The Safety Advancement for Employees Act, drawn largely from previous measures, incorporates reforms that enjoy widespread support, such as banning quotas based on citations issued and penalties assessed, eliminating penalties for certain paperwork violations and earmarking a small portion-15%-of OSHA's annual appropriation for consultative services. Some of these common-sense reforms already have been instituted administratively by OSHA as part of its reinvention drive, and the new reform bill would simply codify them.
The principal backers of the new measure wisely avoided the temptation to micromanage the agency or to effectively gut its enforcement powers by requiring that the lion's share of its budget be devoted to education and consultation, as have some previous reform bills.
In short, we think this bill strikes the right balance of desirable reform with what is politically feasible.
Our only major caution with the bill is that the power and responsibilities of third-party safety auditors should be very carefully considered before the bill is finalized. As the measure reads now, after being certified by the Labor Department, third-party auditors could be called upon to conduct inspections, make recommendations and then declare their clients in compliance if their recommendations are followed. The clients then would be exempt from OSHA penalties for two years.
Such an arrangement could raise conflicts of interest, however. Would an auditor anxious to keep a contract overlook a violation and hope nothing happened? Who would be liable if something did indeed happen if an auditor missed an obvious hazard? Would some unscrupulous employers use outside audits as smokescreens to avoid inspections? And, who would qualify as a third-party auditor-would loss control professionals have to undergo a new certification process? Would auditors be industry-specific, or would they be generalists?
All these questions will have to be answered carefully and definitively.
The SAFE Act probably is the best OSHA reform vehicle Congress is likely to see in its current session.
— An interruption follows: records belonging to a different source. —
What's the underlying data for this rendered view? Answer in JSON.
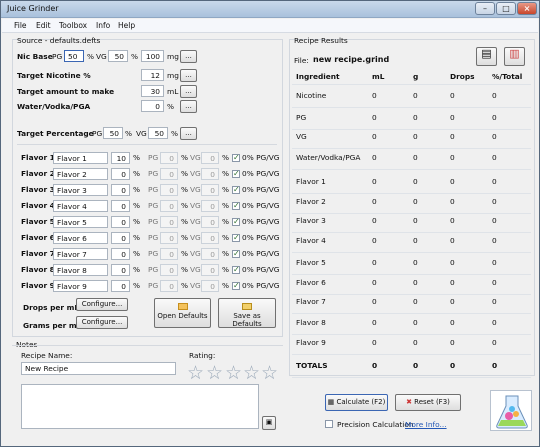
{
  "window": {
    "title": "Juice Grinder"
  },
  "menu": [
    "File",
    "Edit",
    "Toolbox",
    "Info",
    "Help"
  ],
  "source": {
    "title": "Source - defaults.defts"
  },
  "nic_base": {
    "label": "Nic Base",
    "pg_label": "PG",
    "pg_value": "50",
    "pct1": "%",
    "vg_label": "VG",
    "vg_value": "50",
    "pct2": "%",
    "strength": "100",
    "unit": "mg",
    "button": "..."
  },
  "target_nicotine": {
    "label": "Target Nicotine %",
    "value": "12",
    "unit": "mg",
    "button": "..."
  },
  "target_amount": {
    "label": "Target amount to make",
    "value": "30",
    "unit": "mL",
    "button": "..."
  },
  "water": {
    "label": "Water/Vodka/PGA",
    "value": "0",
    "unit": "%",
    "button": "..."
  },
  "target_percentage": {
    "label": "Target Percentage",
    "pg_label": "PG",
    "pg_value": "50",
    "pct1": "%",
    "vg_label": "VG",
    "vg_value": "50",
    "pct2": "%",
    "button": "..."
  },
  "flavors": [
    {
      "label": "Flavor 1",
      "name": "Flavor 1",
      "amount": "10",
      "pct": "%",
      "pg_label": "PG",
      "pg_value": "0",
      "pct2": "%",
      "vg_label": "VG",
      "vg_value": "0",
      "pct3": "%",
      "check_label": "0% PG/VG"
    },
    {
      "label": "Flavor 2",
      "name": "Flavor 2",
      "amount": "0",
      "pct": "%",
      "pg_label": "PG",
      "pg_value": "0",
      "pct2": "%",
      "vg_label": "VG",
      "vg_value": "0",
      "pct3": "%",
      "check_label": "0% PG/VG"
    },
    {
      "label": "Flavor 3",
      "name": "Flavor 3",
      "amount": "0",
      "pct": "%",
      "pg_label": "PG",
      "pg_value": "0",
      "pct2": "%",
      "vg_label": "VG",
      "vg_value": "0",
      "pct3": "%",
      "check_label": "0% PG/VG"
    },
    {
      "label": "Flavor 4",
      "name": "Flavor 4",
      "amount": "0",
      "pct": "%",
      "pg_label": "PG",
      "pg_value": "0",
      "pct2": "%",
      "vg_label": "VG",
      "vg_value": "0",
      "pct3": "%",
      "check_label": "0% PG/VG"
    },
    {
      "label": "Flavor 5",
      "name": "Flavor 5",
      "amount": "0",
      "pct": "%",
      "pg_label": "PG",
      "pg_value": "0",
      "pct2": "%",
      "vg_label": "VG",
      "vg_value": "0",
      "pct3": "%",
      "check_label": "0% PG/VG"
    },
    {
      "label": "Flavor 6",
      "name": "Flavor 6",
      "amount": "0",
      "pct": "%",
      "pg_label": "PG",
      "pg_value": "0",
      "pct2": "%",
      "vg_label": "VG",
      "vg_value": "0",
      "pct3": "%",
      "check_label": "0% PG/VG"
    },
    {
      "label": "Flavor 7",
      "name": "Flavor 7",
      "amount": "0",
      "pct": "%",
      "pg_label": "PG",
      "pg_value": "0",
      "pct2": "%",
      "vg_label": "VG",
      "vg_value": "0",
      "pct3": "%",
      "check_label": "0% PG/VG"
    },
    {
      "label": "Flavor 8",
      "name": "Flavor 8",
      "amount": "0",
      "pct": "%",
      "pg_label": "PG",
      "pg_value": "0",
      "pct2": "%",
      "vg_label": "VG",
      "vg_value": "0",
      "pct3": "%",
      "check_label": "0% PG/VG"
    },
    {
      "label": "Flavor 9",
      "name": "Flavor 9",
      "amount": "0",
      "pct": "%",
      "pg_label": "PG",
      "pg_value": "0",
      "pct2": "%",
      "vg_label": "VG",
      "vg_value": "0",
      "pct3": "%",
      "check_label": "0% PG/VG"
    }
  ],
  "drops": {
    "label": "Drops per mL",
    "button": "Configure..."
  },
  "grams": {
    "label": "Grams per mL",
    "button": "Configure..."
  },
  "buttons": {
    "open_defaults": "Open Defaults",
    "save_defaults": "Save as Defaults",
    "calculate": "Calculate (F2)",
    "reset": "Reset (F3)"
  },
  "notes": {
    "title": "Notes",
    "recipe_label": "Recipe Name:",
    "recipe_value": "New Recipe",
    "rating_label": "Rating:"
  },
  "results": {
    "title": "Recipe Results",
    "file_label": "File:",
    "file_name": "new recipe.grind",
    "headers": [
      "Ingredient",
      "mL",
      "g",
      "Drops",
      "%/Total"
    ],
    "rows": [
      [
        "Nicotine",
        "0",
        "0",
        "0",
        "0"
      ],
      [
        "PG",
        "0",
        "0",
        "0",
        "0"
      ],
      [
        "VG",
        "0",
        "0",
        "0",
        "0"
      ],
      [
        "Water/Vodka/PGA",
        "0",
        "0",
        "0",
        "0"
      ],
      [
        "Flavor 1",
        "0",
        "0",
        "0",
        "0"
      ],
      [
        "Flavor 2",
        "0",
        "0",
        "0",
        "0"
      ],
      [
        "Flavor 3",
        "0",
        "0",
        "0",
        "0"
      ],
      [
        "Flavor 4",
        "0",
        "0",
        "0",
        "0"
      ],
      [
        "Flavor 5",
        "0",
        "0",
        "0",
        "0"
      ],
      [
        "Flavor 6",
        "0",
        "0",
        "0",
        "0"
      ],
      [
        "Flavor 7",
        "0",
        "0",
        "0",
        "0"
      ],
      [
        "Flavor 8",
        "0",
        "0",
        "0",
        "0"
      ],
      [
        "Flavor 9",
        "0",
        "0",
        "0",
        "0"
      ],
      [
        "TOTALS",
        "0",
        "0",
        "0",
        "0"
      ]
    ]
  },
  "precision_label": "Precision Calculation",
  "more_info": "More Info...",
  "colors": {
    "accent": "#3b66b3",
    "title": "#a9c1dc"
  },
  "icons": [
    "minimize-icon",
    "maximize-icon",
    "close-icon",
    "document-icon",
    "chart-icon",
    "folder-icon",
    "save-icon",
    "calculator-icon",
    "reset-icon",
    "flask-icon",
    "star-icon"
  ]
}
If the questions surrounding the third-party auditor provision can be satisfactorily resolved, the SAFE Act deserves swift approval and a presidential signature.